Articles > Employment

How do I make a redundancy?

October 12, 2020   Kristine TranPhilip Evangelou

Usually, redundancy occurs when an employee’s job is no longer required or your company becomes insolvent or bankrupt. Redundancy can occur when the business introduces new technology and a human worker is no longer required, or there is restructuring of the business. 

If you make your employees redundant, they may be entitled to redundancy benefits.
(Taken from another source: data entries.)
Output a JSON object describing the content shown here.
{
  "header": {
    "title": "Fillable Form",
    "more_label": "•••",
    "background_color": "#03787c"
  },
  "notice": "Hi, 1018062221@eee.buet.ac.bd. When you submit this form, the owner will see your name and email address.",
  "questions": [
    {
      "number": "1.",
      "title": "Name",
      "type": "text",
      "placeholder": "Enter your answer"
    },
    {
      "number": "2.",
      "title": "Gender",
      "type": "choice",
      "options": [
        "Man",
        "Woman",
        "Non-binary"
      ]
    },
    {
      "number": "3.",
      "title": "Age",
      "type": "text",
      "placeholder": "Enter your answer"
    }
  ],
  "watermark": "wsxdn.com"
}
However, this is largely dependent on their length of service and the award, agreement or contract that they were employed under. 

Eligibility for redundancy pay

Where the employee is being redundant, you may be obligated to make a severance or redundancy pay. 

Your business will be obligated to pay an employee redundancy pay if:

  • The employee worked full time or part time; 
  • The employee worked more than period of 12 months; and 
  • Your company employed more than 15 employees at the time of the redundancy.

However, your company is not obligated to make redundancy payments, if the employee was casual, worked for less than one year or your company employed less than 15 employees at the time of the redundancy. 

Other circumstances:

In addition, your company does not have to provide redundancy payments to employees that are:

  • Only employed for a specific period of time, task or season; or 
  • Dismissed due to serious misconduct; or 
  • A trainee, and employed only for the length of their training contract 
  • An apprentice 

Under the National Employment Standards, redundancy pay starts at four week’s pay for employees with at least one years’ service. Depending on whether the employee has an award, agreement or contract, this may entitle them to more redundancy pay. 

How to give notice 

To legally terminate an employee’s employment, an employer must provide them with written notice on their last day of employment. 

You can choose to give notice by: 

  1. Delivering it by hand;
  2. Leaving it to the employee’s last known address; or 
  3. Mailing it to the employee’s last known address

The notice period 

Your company can choose to:

  1. Allow the employee to remain employed throughout their notice period; 
  2. Pay them out (otherwise known as payment in lieu of notice); or 
  3. Elect to combine options (1) and (2). 

If you pay the employee throughout the notice period, the amount paid must be equal to the full amount that the employee would have been paid if they had worked until the end of the notice period. This payment should be inclusive of:

  • Incentive-based payments and bonuses 
  • Loadings 
  • Monetary allowances 
  • Overtime 
  • Penalty rates 
  • Any other separately identifiable amounts 

Generally, an employee’s employment will end the day you make payment in lieu of notice. Indeed, if you choose not to pay out the employee, they will remain employed for the notice period. 

For further information on how much notice needs to be given to an employee, please see our other article, ‘When can I terminate an employee?’ 

Key Takeaway Points 

  • If you choose to make your employees redundant it is important that you provide them with the proper amount of notice.
  • Depending on the employee’s contract they may be entitled to redundancy pay, and it is therefore necessary for you to ensure that you pay them accordingly. 
  • Notice is an essential aspect of lawfully terminating any employment contract, so it is essential that you take the appropriate steps in providing proper notice and paying the employee throughout the notice period if necessary.

If you would like to speak with our employment lawyers, just contact us via 1300 337 997 or by filling out the contact form.

About Kristine Tran

Avatar photoKristine is a legal intern at OpenLegal. She is a fifth year UTS law student nearing the final stages of her law degree. She has previously worked for a boutique law firm and volunteered as a paralegal with the Refugee Advice and Casework Services (RACS).

About Philip Evangelou

phillipPhil is a director at OpenLegal. He has over 16 years experience working in private practice and in-house counsel in Sydney and London, giving him expertise in employment law, IP, finance, leases, dispute resolution, insurance and contracts.